Gold prices have sunk to their lowest level in seven weeks, as investors continue to discount the possibility that the conflict in Ukraine will intensify.
Gold for June delivery, the most actively traded contract, on Monday closed down $US10.50, or 0.8%, at $US1,283.80. It was the lowest close for the precious metal since February 11.
Prices for gold are down more than more than 7% since March 14, as it became clear that the West would limit its response to Russia's annexation of Crimea to a series of narrowly-targeted sanctions.
Russia has unsettled its neighbours, however, by massing troops along Ukraine's eastern border in what Moscow claims is part of a routine troop exercise, giving gold price some support.

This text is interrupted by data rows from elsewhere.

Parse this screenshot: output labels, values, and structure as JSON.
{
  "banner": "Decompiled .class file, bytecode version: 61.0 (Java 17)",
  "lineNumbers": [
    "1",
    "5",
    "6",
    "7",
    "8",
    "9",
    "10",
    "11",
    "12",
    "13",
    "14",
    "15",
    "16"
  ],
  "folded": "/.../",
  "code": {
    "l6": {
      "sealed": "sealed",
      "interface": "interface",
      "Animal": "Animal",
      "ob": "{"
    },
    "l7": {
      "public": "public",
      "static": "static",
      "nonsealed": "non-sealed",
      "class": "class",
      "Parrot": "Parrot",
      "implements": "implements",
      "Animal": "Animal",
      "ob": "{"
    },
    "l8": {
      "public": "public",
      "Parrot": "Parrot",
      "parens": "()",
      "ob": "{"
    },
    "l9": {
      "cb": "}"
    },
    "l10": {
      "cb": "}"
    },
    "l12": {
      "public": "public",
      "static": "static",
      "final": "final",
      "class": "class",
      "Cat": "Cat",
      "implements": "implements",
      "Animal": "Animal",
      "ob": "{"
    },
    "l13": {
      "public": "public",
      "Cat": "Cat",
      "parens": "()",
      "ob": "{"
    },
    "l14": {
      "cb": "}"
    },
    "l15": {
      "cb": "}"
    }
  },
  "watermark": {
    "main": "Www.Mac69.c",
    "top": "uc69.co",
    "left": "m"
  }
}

Some investors buy gold as a hedge against geopolitical and economic uncertainty, as the precious metal is seen holding its value better than other assets in times of market turmoil.
Despite the presence of Russian troops on Ukraine's border, "the market clearly believes that Russia has no intention of invading Ukraine, and is discounting gold accordingly," Ira Epstein, a director at the Linn Group, said.
Gold investors had little response to comments from Federal Reserve chair Janet Yellen, who on Monday said the US economy still requires plenty of support from the central bank's low interest rate policy. Some market watchers saw the comments as an attempt by Dr Yellen to play down comments made on the rate-setting meeting earlier this month, where she gave a more optimistic-than-expected assessment of the economy.
"Investors seem to be believe that we will get better economic numbers coming in to spring, and that will keep the Fed on its current course," Peter Hug, global trading director at Kitco Metals, said.
The Fed reduced its monthly bond purchases to $US55 billion on March 19, from a high of $US85 billion, and is expected to finish unwinding the program before the end of the year. The Fed's bond purchases have weighed on the US dollar, while making gold attractive as a hedge against inflation.